Email address: alicerosewhitmore at gmail dot com
Research keywords: Mexico City, Guillermo Fadanelli, translation studies, urban space, dirty realism, trash literature.
Doctoral project: ‘Tasting Other Tongues: The Translation of Guillermo Fadanelli's ¿Te veré en el desayuno?’
As a PhD candidate at Monash University, my research centres on the Spanish-to-English translation of Mexico City novelist Guillermo Fadanelli. The focus of my current thesis is a 1999 work entitled ¿Te veré en el desayuno? [See You at Breakfast?], which will be released in English translation through Australian small press Giramondo Publishing in late 2015.
Fadanelli is a key figure in countercultural Mexican literature, although still relatively little-known in the Anglophone world. While he is often analysed through the optic of ‘realismo sucio’ (Latin America’s incarnation of the ‘dirty realist’ genre that burgeoned in the United Stated in the 1980s), Fadanelli describes his own work – rather provocatively – as ‘literatura basura’ [trash literature]. The notion of ‘trash’ culture reveals a great deal about the ethical and aesthetic principles underpinning Fadanelli’s writing.
Through an examination of Fadanelli’s place within the North and Ibero-American literary landscapes, my aim is to defend a translation strategy that prioritises the tension, hybridity and alienation inherent in Fadanelli’s own portrayal of Mexico City. Such a project implies a profound study of Mexican identity and cultural displacement; fraught concepts in a complex, postmodern society that currently finds itself at the crossroads of the first and third worlds.

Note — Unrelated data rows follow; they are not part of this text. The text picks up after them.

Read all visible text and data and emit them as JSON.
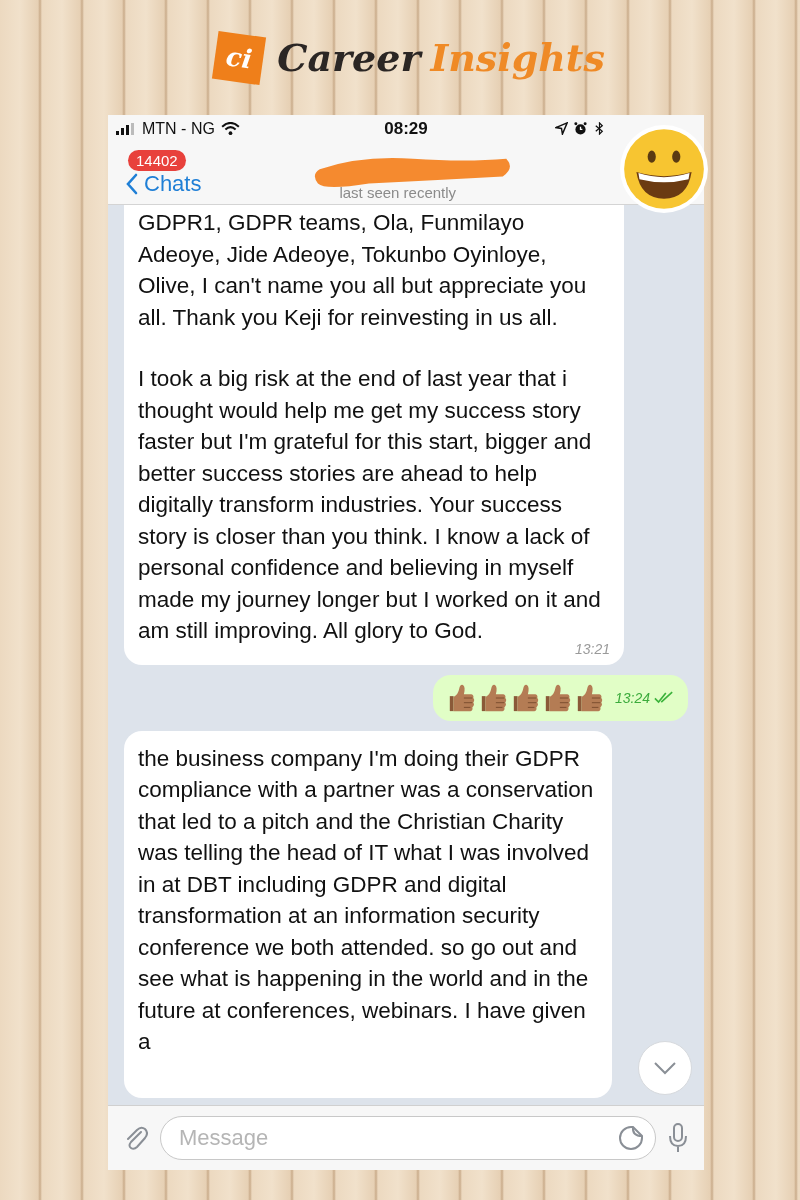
{
  "logo": {
    "mark": "ci",
    "words": [
      {
        "text": "Career",
        "color": "#2b2624"
      },
      {
        "text": "Insights",
        "color": "#ef8a26"
      }
    ]
  },
  "status_bar": {
    "carrier": "MTN - NG",
    "time": "08:29"
  },
  "nav": {
    "back_label": "Chats",
    "unread_badge": "14402",
    "subtitle": "last seen recently"
  },
  "messages": [
    {
      "outgoing": false,
      "kind": "text",
      "paragraphs": [
        "GDPR1, GDPR teams, Ola, Funmilayo Adeoye, Jide Adeoye,  Tokunbo Oyinloye, Olive, I can't name you all but appreciate you all. Thank you Keji for reinvesting in us all.",
        "I took a big risk at the end of last year that i thought would help me get my success story faster but I'm grateful for this start, bigger and better success stories are ahead to help digitally transform industries. Your success story is closer than you think. I know a lack of personal confidence and believing in myself made my journey longer but I worked on it and am still improving. All glory to God."
      ],
      "time": "13:21"
    },
    {
      "outgoing": true,
      "kind": "emoji",
      "time": "13:24",
      "read": true
    },
    {
      "outgoing": false,
      "kind": "text",
      "paragraphs": [
        "the business company I'm doing their GDPR compliance with a partner was a conservation that led to a pitch and the Christian Charity was telling the head of IT what  I was involved in at DBT including GDPR and digital transformation at  an information security conference we both attended. so go out and see what is happening in the world and in the future at conferences, webinars. I have given a"
      ]
    }
  ],
  "composer": {
    "placeholder": "Message"
  }
}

My research draws upon a range of disciplines, from translation methodology (George Steiner, Sherry Simon) to sociological examinations of urban space (Néstor García Canclini, Manuel de Solà-Morales) and postcolonial theories spanning the fields of cultural and translation studies (Homi K. Bhabha, Gayatri Spivak).